USA: citizens' right to film police activity in public places


Organizations, media support citizens' right to film police activity in public places in the United States

MIAMI, Florida (November 14, 2016)—The Inter American Press Association (IAPA) today added its support to the insistence that American citizens' right to film and photograph police activity in public places must be protected under the free speech provision contained in the country's First Amendment.

This right was denied in February this year to two citizens from Philadelphia by a federal judge who ruled that the action of filming and photographing police officers is not a matter covered by freedom of expression, unless the person doing so is actively participating in the event that is being recorded.

The case is related to two separate incidents that occurred in 2013 and 2012 in which those concerned, Rick Fields and Amanda Geraci, were approached or detained for filming or taking photographs of police officers.

At an initiative of the organization Reporters Committee for Freedom of the Press 32 United States and international organizations and media came out in support of the Fields and Geraci case against the City of Philadelphia with an amicus brief in which it is argued that the videos and photographs made by private individuals, as in this case, are for the news media a very important source for informing the public about matters of news interest.

The amicus brief adds that "many stories are not only enhanced by citizen-generated content, but may well have never been told without it."

In that same sense IAPA President Matt Sanders and the chairman of the organization's Committee on Freedom of the Press and Information, Roberto Rock, felt that this an issue of great relevance.

Sanders, of Deseret Digital Media, Salt Lake City, Utah, explained that "the importance lies in the fact that precisely the content in social media with kind of denunciations by citizens have on many occasions been turned into the source of news for the media."

For his part Rock, of La Silla Rota, Mexico City, Mexico, added that "it is imperative that there be encouraged and protected the right of all citizens – not just journalists – to freedom of expression in order to disseminate and seek information, as is contemplated in Article 19 of the Universal Declaration of Human Rights."

The amicus brief also declares that the judge's decision differs from the position of senior United States judicial authorities that have recognized the right contemplated in the First Amendment to photograph and record on video police in public places, independent of the purpose or intention of the citizens.

In addition to Reporters Committee for Freedom of the Press and the IAPA supporting the amicus brief were the American Society of News Editors, The Press Association, Association of Alternative Newsmedia, Association of American Publishers, Inc. and BuzzFeed, among other groups.

The IAPA is a not-for-profit organization dedicated to the defense and promotion of freedom of the press and of expression in the Americas.
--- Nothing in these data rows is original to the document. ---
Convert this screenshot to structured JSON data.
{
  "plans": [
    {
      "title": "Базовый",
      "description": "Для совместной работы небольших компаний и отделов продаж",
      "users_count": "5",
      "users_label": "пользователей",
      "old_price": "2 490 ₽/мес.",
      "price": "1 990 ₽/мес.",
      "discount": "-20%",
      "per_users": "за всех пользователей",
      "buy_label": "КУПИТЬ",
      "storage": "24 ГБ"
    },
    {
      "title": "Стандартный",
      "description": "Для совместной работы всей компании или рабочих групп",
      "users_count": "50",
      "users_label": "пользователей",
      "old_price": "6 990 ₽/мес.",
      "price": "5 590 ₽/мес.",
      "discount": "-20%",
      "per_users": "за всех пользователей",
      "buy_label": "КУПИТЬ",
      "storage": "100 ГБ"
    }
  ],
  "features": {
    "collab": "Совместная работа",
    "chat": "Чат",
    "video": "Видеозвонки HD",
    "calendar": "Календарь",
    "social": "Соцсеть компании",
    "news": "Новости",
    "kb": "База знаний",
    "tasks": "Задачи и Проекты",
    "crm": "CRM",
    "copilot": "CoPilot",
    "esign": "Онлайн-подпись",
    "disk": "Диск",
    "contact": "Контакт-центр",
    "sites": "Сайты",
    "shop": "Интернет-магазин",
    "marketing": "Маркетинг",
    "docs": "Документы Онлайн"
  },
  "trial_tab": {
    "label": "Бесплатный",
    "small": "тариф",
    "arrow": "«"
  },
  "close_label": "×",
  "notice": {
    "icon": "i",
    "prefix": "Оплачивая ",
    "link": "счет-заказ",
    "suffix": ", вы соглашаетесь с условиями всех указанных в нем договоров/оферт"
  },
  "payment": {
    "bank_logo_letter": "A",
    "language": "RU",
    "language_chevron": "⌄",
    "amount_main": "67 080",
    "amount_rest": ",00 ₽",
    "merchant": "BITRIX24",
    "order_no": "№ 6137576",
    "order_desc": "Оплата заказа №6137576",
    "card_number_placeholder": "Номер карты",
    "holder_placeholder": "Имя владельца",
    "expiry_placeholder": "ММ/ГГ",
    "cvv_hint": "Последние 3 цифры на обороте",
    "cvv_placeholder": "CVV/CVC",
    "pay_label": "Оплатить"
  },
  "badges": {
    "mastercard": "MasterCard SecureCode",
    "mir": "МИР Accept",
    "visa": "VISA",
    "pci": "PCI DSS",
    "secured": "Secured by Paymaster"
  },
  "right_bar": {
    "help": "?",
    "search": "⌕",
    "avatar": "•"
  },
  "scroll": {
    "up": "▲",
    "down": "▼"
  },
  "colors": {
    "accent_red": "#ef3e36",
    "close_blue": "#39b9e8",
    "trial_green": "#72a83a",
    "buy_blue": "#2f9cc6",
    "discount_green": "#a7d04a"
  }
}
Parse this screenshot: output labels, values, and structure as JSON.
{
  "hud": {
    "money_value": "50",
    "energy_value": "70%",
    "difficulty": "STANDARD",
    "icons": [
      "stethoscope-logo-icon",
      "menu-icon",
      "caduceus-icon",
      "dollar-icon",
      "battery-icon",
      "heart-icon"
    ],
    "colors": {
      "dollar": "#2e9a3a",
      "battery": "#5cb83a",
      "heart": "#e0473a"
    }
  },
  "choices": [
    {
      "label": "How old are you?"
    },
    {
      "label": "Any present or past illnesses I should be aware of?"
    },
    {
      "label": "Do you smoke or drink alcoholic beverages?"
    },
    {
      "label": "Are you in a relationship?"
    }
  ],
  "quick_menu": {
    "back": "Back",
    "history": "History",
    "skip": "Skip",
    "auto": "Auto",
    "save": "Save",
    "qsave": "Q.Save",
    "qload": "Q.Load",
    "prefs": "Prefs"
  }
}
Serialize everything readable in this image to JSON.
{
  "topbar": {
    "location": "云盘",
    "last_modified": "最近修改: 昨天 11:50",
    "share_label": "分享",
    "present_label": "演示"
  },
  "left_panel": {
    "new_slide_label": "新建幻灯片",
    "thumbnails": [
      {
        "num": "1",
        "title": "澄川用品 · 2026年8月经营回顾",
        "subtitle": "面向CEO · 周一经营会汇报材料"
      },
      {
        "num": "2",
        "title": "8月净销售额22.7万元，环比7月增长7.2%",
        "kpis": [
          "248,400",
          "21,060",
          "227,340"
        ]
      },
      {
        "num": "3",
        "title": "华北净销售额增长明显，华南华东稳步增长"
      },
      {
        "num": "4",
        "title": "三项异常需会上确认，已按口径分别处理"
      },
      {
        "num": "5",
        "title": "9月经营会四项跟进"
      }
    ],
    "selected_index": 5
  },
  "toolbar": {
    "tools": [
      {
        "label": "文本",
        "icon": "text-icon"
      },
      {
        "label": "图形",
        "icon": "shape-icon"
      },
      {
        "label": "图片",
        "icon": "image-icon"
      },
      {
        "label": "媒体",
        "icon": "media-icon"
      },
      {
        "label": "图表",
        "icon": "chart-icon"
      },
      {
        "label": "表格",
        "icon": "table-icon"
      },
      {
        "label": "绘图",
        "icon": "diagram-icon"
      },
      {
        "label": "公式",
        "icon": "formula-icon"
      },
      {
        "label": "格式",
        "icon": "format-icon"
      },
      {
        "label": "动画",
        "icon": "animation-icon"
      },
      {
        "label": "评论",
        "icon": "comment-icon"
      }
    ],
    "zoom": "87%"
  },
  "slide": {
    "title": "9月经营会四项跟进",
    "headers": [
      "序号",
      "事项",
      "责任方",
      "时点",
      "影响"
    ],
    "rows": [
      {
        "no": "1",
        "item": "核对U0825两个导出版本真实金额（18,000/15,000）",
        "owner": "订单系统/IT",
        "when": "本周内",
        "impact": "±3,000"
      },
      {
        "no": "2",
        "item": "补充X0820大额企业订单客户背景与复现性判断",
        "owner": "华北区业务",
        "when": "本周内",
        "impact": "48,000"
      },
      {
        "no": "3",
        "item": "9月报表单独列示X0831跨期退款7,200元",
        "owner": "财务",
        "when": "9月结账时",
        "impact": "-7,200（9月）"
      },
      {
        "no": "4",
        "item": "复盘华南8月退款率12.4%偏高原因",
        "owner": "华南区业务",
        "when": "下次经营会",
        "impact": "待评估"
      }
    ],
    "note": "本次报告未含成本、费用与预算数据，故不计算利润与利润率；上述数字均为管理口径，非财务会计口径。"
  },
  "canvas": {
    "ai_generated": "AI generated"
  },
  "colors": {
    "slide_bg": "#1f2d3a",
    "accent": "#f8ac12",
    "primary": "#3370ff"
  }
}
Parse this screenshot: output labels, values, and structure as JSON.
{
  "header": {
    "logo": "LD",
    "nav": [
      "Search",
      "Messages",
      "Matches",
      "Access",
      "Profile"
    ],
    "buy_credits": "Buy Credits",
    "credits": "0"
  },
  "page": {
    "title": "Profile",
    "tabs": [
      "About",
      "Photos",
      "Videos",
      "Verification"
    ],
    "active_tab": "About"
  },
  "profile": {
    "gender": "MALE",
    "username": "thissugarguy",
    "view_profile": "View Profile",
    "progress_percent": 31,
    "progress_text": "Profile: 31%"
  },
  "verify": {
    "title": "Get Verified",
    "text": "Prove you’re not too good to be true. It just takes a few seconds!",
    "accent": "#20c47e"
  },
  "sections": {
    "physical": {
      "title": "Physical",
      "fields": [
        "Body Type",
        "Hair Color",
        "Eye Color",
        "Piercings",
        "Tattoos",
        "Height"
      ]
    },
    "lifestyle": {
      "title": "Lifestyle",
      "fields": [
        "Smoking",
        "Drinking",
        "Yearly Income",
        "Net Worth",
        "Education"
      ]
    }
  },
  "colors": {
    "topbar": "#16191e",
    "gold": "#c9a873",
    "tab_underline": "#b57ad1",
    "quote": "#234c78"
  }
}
It is made up of more than 1,300 print publications from throughout the Western Hemisphere and is based in Miami, Florida.